Like all building and construction trades, low voltage wiring has
many different contractors performing vastly different levels of
work, ranging from one-man butcher jobs to professional operations
such as Farious Net Solutions. Due to this, it is important that
you, the consumer, learn to recognize quality operations before
work begins. Fortunately, this is made easier due to the fact that
you can look for several telltale clues in the potential installer's
In general, quality contractors will do the following things:
- Follow applicable, published standards such as ANSI/EIA/TIA-568
(the primary standard for low-voltage network installations) for
the installation. If the contractor doesn't know what these standards
are, or tries to explain them away, saying that they are not important,
you should be very wary.
- Test all wiring at a minimum for continuity and guarantee, in
writing, all work. This is obvious; anyone not willing to guarantee
their work is not confident in it.
- Install flush-mount (inside wall) jacks if possible, instead
of unsightly and easily damaged surface mount jacks. Surface mount
jacks are easier to install, and therefore many low-quality contractors
opt for this style instead of the better flush-mounted jacks.
- Pull in an auxiliary string, if possible, along with the wires
they are running in order to facilitate future changeouts or upgrades
to the system. The string will ease running future wires by making
the pulling easier, costs very little and adds no time to the
- Install high-quality (Category 6) wire to all locations,
regardless of whether they are meant to be telephone or network
connections. Higher quality wire costs slightly more, but it can
be used for either telephone or network connections and allows
a future upgrade path should you need more network jacks in a
particular location, or you decide to implement a voice-over-IP
(VoIP) telephone system.
- Use punch-down jacks instead of crimp-style jacks. Punch-down
jacks are usually slightly more expensive and take more time to
install than crimp-style jacks, but Farious Net Solutions has
determined that crimp-style jacks cause the majority of problems
at the client (wall jack) side of the wire due to them easily

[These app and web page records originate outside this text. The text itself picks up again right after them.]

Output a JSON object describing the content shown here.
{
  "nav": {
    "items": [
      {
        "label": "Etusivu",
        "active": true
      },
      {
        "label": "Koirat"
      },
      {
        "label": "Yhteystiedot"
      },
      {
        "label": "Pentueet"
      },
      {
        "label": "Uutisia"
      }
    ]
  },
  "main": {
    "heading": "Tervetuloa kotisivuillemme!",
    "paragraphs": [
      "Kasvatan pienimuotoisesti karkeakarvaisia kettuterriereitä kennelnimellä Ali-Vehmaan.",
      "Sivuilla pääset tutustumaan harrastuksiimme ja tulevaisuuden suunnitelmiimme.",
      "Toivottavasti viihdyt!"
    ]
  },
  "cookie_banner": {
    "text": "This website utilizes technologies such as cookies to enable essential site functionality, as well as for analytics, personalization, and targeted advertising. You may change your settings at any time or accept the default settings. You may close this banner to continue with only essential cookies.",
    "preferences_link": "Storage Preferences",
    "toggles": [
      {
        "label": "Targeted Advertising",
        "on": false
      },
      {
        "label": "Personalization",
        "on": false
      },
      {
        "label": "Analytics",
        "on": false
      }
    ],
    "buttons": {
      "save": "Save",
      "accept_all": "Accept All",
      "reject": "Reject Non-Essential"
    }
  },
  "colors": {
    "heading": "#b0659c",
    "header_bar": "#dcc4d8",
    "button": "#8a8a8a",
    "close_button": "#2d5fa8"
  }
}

- Design and implement a clean, managed home (concentrator) location.
The main location that all the wires run to is called a home or
concentrator location. Obviously, this is where a large number
of wire terminations will take place and it is imperative that
it is out of harm's way and has low humidity and little temperature
variation over time.
- Use high-quality stranded and strain-reliefed patch cables.
Patch cables provide the last connection between your computer
and the wall jack. Some installers provide solid-copper patch
cables or patch cables without strain relief, which usually leads
to problems. Solid-copper patch cables are very inflexible and
the internal wires can break over time as the computer is shifted
around while patch cables without strain relief can snag on other
wires or be ripped out of their connectors.
While contractors you should avoid will do the following:
- Split pairs from a single wire to create more than one jack.
High-quality cabling today usually carries 8 conductors, twisted
together into 4 pairs. It takes one pair to implement a telephone
jack and two pairs to implement a network jack. As you can see,
there are usually left-over conductors, which can be used, in
a pinch, to implement more jacks at a location. Low-quality installers
will, instead of running more wires, utilize these extra conductors
to give, for instance, two phone jacks and one network jack at
a given location instead of running three different cables. Again,
this can be done in a pinch, but is not recommended, and is never
recommended during new installs. Doing this can create crosstalk
between the different pairs which can lead to degraded network
and phone performance as well as other performance or reliability
- Daisy-chain telephone jacks. It used to be common practice to
daisy-chain (connect jack-to-jack) telephone jacks. This usually
make installation easier, but makes it impossible to utilize those
jacks with a phone system, to give different jacks different telephone
numbers, or to upgrade the jacks to network connections. Unless
you have a very unusual circumstance, this should never